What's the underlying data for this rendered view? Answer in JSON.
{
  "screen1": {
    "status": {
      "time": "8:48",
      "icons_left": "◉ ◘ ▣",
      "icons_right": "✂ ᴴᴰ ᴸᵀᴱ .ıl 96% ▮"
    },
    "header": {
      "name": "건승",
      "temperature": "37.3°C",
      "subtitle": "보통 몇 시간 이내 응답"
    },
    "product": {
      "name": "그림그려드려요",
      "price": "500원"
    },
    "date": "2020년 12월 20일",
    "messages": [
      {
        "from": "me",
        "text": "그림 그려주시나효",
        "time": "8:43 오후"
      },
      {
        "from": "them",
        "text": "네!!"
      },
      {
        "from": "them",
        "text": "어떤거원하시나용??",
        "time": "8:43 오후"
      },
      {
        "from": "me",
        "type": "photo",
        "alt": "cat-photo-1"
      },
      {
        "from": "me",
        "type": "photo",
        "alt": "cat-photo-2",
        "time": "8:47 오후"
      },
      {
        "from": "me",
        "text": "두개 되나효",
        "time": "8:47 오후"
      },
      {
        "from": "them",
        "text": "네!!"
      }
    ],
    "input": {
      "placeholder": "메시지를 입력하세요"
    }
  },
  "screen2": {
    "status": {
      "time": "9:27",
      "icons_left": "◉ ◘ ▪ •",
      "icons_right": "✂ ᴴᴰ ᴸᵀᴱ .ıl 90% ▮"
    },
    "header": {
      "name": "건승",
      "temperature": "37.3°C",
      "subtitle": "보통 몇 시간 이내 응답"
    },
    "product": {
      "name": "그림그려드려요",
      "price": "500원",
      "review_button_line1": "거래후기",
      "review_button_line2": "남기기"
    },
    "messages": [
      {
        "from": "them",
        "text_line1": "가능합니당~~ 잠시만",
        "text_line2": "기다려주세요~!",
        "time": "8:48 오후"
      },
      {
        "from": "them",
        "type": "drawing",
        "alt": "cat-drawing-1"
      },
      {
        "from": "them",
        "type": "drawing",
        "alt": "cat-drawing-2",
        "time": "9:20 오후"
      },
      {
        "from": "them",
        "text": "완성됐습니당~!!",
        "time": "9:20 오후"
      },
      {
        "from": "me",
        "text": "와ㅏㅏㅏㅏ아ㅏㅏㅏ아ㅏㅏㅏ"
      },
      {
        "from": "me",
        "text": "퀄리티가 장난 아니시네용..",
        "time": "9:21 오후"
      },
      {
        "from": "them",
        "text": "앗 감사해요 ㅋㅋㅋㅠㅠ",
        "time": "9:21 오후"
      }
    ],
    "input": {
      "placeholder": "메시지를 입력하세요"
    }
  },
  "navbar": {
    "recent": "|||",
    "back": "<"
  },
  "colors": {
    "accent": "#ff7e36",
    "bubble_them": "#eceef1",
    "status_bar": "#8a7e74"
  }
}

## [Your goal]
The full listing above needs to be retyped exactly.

## [Answer to the exercise]
What's the underlying data for this rendered view? Answer in JSON.
{
  "screen1": {
    "status": {
      "time": "8:48",
      "icons_left": "◉ ◘ ▣",
      "icons_right": "✂ ᴴᴰ ᴸᵀᴱ .ıl 96% ▮"
    },
    "header": {
      "name": "건승",
      "temperature": "37.3°C",
      "subtitle": "보통 몇 시간 이내 응답"
    },
    "product": {
      "name": "그림그려드려요",
      "price": "500원"
    },
    "date": "2020년 12월 20일",
    "messages": [
      {
        "from": "me",
        "text": "그림 그려주시나효",
        "time": "8:43 오후"
      },
      {
        "from": "them",
        "text": "네!!"
      },
      {
        "from": "them",
        "text": "어떤거원하시나용??",
        "time": "8:43 오후"
      },
      {
        "from": "me",
        "type": "photo",
        "alt": "cat-photo-1"
      },
      {
        "from": "me",
        "type": "photo",
        "alt": "cat-photo-2",
        "time": "8:47 오후"
      },
      {
        "from": "me",
        "text": "두개 되나효",
        "time": "8:47 오후"
      },
      {
        "from": "them",
        "text": "네!!"
      }
    ],
    "input": {
      "placeholder": "메시지를 입력하세요"
    }
  },
  "screen2": {
    "status": {
      "time": "9:27",
      "icons_left": "◉ ◘ ▪ •",
      "icons_right": "✂ ᴴᴰ ᴸᵀᴱ .ıl 90% ▮"
    },
    "header": {
      "name": "건승",
      "temperature": "37.3°C",
      "subtitle": "보통 몇 시간 이내 응답"
    },
    "product": {
      "name": "그림그려드려요",
      "price": "500원",
      "review_button_line1": "거래후기",
      "review_button_line2": "남기기"
    },
    "messages": [
      {
        "from": "them",
        "text_line1": "가능합니당~~ 잠시만",
        "text_line2": "기다려주세요~!",
        "time": "8:48 오후"
      },
      {
        "from": "them",
        "type": "drawing",
        "alt": "cat-drawing-1"
      },
      {
        "from": "them",
        "type": "drawing",
        "alt": "cat-drawing-2",
        "time": "9:20 오후"
      },
      {
        "from": "them",
        "text": "완성됐습니당~!!",
        "time": "9:20 오후"
      },
      {
        "from": "me",
        "text": "와ㅏㅏㅏㅏ아ㅏㅏㅏ아ㅏㅏㅏ"
      },
      {
        "from": "me",
        "text": "퀄리티가 장난 아니시네용..",
        "time": "9:21 오후"
      },
      {
        "from": "them",
        "text": "앗 감사해요 ㅋㅋㅋㅠㅠ",
        "time": "9:21 오후"
      }
    ],
    "input": {
      "placeholder": "메시지를 입력하세요"
    }
  },
  "navbar": {
    "recent": "|||",
    "back": "<"
  },
  "colors": {
    "accent": "#ff7e36",
    "bubble_them": "#eceef1",
    "status_bar": "#8a7e74"
  }
}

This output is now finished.